[RECORD EXTRACTS — start]
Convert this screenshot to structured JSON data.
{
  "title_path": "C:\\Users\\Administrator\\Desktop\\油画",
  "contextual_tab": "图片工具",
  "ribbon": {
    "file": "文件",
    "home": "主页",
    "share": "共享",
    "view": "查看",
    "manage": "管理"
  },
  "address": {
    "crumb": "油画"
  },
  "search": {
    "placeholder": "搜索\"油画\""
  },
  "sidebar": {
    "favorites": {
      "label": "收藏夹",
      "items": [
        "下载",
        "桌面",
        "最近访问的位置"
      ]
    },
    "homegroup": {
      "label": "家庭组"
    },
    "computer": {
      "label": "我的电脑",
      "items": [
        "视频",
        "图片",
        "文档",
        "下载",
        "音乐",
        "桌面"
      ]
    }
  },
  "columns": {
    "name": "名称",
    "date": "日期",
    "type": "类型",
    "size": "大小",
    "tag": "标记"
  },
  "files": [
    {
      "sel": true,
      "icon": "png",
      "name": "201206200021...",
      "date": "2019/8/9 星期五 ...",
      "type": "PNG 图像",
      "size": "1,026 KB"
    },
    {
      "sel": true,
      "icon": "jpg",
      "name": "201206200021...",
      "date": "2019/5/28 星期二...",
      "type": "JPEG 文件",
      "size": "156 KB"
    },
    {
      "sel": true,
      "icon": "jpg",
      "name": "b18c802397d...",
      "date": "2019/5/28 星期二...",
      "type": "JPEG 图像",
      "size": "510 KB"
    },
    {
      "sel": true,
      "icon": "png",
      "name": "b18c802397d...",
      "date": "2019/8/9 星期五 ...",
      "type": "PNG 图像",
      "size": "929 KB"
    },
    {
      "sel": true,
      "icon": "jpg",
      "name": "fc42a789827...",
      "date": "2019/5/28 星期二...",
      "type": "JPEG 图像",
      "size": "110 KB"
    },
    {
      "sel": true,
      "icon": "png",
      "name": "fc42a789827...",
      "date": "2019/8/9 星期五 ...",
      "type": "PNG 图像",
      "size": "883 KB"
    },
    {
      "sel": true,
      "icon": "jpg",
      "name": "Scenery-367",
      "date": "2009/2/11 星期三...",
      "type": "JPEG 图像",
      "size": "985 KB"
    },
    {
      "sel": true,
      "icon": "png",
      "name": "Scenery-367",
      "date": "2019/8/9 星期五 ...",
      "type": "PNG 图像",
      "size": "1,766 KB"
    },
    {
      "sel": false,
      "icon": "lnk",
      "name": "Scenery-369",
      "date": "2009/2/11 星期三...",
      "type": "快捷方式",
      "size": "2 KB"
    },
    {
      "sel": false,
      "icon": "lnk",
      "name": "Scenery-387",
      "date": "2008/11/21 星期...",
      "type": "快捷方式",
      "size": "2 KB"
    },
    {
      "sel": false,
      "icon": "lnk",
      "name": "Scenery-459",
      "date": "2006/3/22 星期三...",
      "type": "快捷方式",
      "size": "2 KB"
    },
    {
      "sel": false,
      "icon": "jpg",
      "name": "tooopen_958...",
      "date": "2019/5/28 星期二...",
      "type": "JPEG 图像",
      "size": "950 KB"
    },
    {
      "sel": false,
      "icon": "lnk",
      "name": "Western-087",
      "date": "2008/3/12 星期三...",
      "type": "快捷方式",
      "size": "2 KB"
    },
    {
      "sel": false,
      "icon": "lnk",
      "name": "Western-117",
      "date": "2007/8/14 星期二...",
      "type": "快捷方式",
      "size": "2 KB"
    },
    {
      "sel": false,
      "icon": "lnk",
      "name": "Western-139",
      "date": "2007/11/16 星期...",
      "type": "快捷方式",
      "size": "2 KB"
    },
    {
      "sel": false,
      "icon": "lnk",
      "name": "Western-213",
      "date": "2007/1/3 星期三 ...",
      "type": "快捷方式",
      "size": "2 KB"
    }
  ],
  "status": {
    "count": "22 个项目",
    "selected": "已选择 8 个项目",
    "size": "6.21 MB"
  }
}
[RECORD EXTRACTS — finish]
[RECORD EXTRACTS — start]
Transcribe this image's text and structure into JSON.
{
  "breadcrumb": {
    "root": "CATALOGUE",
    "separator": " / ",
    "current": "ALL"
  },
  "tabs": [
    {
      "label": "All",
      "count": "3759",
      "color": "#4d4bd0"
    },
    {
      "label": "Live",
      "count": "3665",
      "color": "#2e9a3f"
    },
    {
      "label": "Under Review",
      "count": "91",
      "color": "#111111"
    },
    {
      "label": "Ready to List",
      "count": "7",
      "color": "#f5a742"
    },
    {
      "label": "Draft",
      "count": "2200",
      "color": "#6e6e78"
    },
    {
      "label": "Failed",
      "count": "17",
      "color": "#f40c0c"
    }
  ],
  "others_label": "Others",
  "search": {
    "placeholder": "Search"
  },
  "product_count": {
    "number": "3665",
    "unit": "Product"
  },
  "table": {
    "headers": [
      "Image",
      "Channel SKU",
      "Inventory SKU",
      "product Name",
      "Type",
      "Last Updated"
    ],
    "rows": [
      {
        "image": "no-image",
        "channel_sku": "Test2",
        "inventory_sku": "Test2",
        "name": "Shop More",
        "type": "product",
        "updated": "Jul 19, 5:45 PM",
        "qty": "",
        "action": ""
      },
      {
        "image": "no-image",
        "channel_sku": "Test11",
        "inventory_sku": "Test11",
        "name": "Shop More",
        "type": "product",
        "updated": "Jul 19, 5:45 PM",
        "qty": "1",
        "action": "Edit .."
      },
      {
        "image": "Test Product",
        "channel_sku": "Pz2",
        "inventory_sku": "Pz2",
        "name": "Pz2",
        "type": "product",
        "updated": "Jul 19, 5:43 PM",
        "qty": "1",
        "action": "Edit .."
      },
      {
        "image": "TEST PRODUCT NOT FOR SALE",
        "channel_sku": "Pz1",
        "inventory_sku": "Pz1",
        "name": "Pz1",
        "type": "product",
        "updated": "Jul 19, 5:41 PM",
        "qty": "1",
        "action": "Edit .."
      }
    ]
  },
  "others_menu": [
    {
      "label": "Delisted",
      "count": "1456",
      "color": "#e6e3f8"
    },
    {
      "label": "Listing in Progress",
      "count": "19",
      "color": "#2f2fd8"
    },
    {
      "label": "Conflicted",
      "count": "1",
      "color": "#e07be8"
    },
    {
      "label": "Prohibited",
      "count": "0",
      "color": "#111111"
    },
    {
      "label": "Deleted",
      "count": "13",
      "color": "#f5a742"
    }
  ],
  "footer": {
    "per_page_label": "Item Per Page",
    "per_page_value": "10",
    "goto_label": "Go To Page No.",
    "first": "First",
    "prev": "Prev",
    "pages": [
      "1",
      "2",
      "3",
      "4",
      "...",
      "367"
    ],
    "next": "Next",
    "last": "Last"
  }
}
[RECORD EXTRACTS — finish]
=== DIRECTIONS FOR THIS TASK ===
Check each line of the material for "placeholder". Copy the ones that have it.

=== THE COMPLETED TASK ===
    "placeholder": "搜索\"油画\""
    "placeholder": "Search"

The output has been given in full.